(Items from an interface collection)
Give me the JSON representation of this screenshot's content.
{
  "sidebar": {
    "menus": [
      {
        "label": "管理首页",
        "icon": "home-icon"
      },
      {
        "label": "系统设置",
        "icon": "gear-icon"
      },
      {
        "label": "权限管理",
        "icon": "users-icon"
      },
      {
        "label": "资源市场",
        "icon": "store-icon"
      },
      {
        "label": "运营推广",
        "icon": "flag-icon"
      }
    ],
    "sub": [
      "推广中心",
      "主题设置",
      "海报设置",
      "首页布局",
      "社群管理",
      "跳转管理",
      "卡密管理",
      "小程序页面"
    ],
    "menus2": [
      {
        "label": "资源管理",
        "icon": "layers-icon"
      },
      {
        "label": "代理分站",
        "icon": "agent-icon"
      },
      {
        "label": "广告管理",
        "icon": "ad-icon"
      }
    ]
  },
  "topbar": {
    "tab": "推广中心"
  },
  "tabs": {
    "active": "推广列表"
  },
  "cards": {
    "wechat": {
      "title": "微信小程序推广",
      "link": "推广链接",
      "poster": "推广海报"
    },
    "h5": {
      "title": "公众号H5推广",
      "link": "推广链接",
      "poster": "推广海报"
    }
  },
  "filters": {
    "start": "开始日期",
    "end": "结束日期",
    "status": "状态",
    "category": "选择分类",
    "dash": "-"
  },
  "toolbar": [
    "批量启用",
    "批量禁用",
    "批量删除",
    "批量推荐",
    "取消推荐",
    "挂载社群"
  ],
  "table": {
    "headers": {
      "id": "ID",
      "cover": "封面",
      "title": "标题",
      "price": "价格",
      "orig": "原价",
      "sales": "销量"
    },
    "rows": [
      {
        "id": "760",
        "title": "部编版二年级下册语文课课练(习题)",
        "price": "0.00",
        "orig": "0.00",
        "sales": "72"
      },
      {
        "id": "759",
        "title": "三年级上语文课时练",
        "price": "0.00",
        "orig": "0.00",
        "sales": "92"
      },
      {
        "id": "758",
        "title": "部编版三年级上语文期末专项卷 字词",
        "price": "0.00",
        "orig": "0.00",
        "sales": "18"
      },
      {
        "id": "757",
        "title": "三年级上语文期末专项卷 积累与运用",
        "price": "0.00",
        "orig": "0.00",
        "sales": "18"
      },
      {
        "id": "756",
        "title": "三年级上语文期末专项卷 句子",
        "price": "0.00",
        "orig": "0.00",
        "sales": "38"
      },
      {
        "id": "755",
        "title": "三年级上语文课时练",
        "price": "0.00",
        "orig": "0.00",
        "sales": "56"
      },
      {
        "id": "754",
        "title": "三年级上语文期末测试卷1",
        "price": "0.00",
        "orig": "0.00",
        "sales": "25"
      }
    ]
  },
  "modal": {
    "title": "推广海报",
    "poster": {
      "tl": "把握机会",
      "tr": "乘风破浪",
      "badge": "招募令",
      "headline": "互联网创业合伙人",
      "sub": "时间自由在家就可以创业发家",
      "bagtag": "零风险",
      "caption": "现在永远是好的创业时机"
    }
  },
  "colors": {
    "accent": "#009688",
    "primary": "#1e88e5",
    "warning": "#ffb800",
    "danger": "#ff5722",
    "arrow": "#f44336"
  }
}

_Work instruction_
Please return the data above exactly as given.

_Answer section_
Give me the JSON representation of this screenshot's content.
{
  "sidebar": {
    "menus": [
      {
        "label": "管理首页",
        "icon": "home-icon"
      },
      {
        "label": "系统设置",
        "icon": "gear-icon"
      },
      {
        "label": "权限管理",
        "icon": "users-icon"
      },
      {
        "label": "资源市场",
        "icon": "store-icon"
      },
      {
        "label": "运营推广",
        "icon": "flag-icon"
      }
    ],
    "sub": [
      "推广中心",
      "主题设置",
      "海报设置",
      "首页布局",
      "社群管理",
      "跳转管理",
      "卡密管理",
      "小程序页面"
    ],
    "menus2": [
      {
        "label": "资源管理",
        "icon": "layers-icon"
      },
      {
        "label": "代理分站",
        "icon": "agent-icon"
      },
      {
        "label": "广告管理",
        "icon": "ad-icon"
      }
    ]
  },
  "topbar": {
    "tab": "推广中心"
  },
  "tabs": {
    "active": "推广列表"
  },
  "cards": {
    "wechat": {
      "title": "微信小程序推广",
      "link": "推广链接",
      "poster": "推广海报"
    },
    "h5": {
      "title": "公众号H5推广",
      "link": "推广链接",
      "poster": "推广海报"
    }
  },
  "filters": {
    "start": "开始日期",
    "end": "结束日期",
    "status": "状态",
    "category": "选择分类",
    "dash": "-"
  },
  "toolbar": [
    "批量启用",
    "批量禁用",
    "批量删除",
    "批量推荐",
    "取消推荐",
    "挂载社群"
  ],
  "table": {
    "headers": {
      "id": "ID",
      "cover": "封面",
      "title": "标题",
      "price": "价格",
      "orig": "原价",
      "sales": "销量"
    },
    "rows": [
      {
        "id": "760",
        "title": "部编版二年级下册语文课课练(习题)",
        "price": "0.00",
        "orig": "0.00",
        "sales": "72"
      },
      {
        "id": "759",
        "title": "三年级上语文课时练",
        "price": "0.00",
        "orig": "0.00",
        "sales": "92"
      },
      {
        "id": "758",
        "title": "部编版三年级上语文期末专项卷 字词",
        "price": "0.00",
        "orig": "0.00",
        "sales": "18"
      },
      {
        "id": "757",
        "title": "三年级上语文期末专项卷 积累与运用",
        "price": "0.00",
        "orig": "0.00",
        "sales": "18"
      },
      {
        "id": "756",
        "title": "三年级上语文期末专项卷 句子",
        "price": "0.00",
        "orig": "0.00",
        "sales": "38"
      },
      {
        "id": "755",
        "title": "三年级上语文课时练",
        "price": "0.00",
        "orig": "0.00",
        "sales": "56"
      },
      {
        "id": "754",
        "title": "三年级上语文期末测试卷1",
        "price": "0.00",
        "orig": "0.00",
        "sales": "25"
      }
    ]
  },
  "modal": {
    "title": "推广海报",
    "poster": {
      "tl": "把握机会",
      "tr": "乘风破浪",
      "badge": "招募令",
      "headline": "互联网创业合伙人",
      "sub": "时间自由在家就可以创业发家",
      "bagtag": "零风险",
      "caption": "现在永远是好的创业时机"
    }
  },
  "colors": {
    "accent": "#009688",
    "primary": "#1e88e5",
    "warning": "#ffb800",
    "danger": "#ff5722",
    "arrow": "#f44336"
  }
}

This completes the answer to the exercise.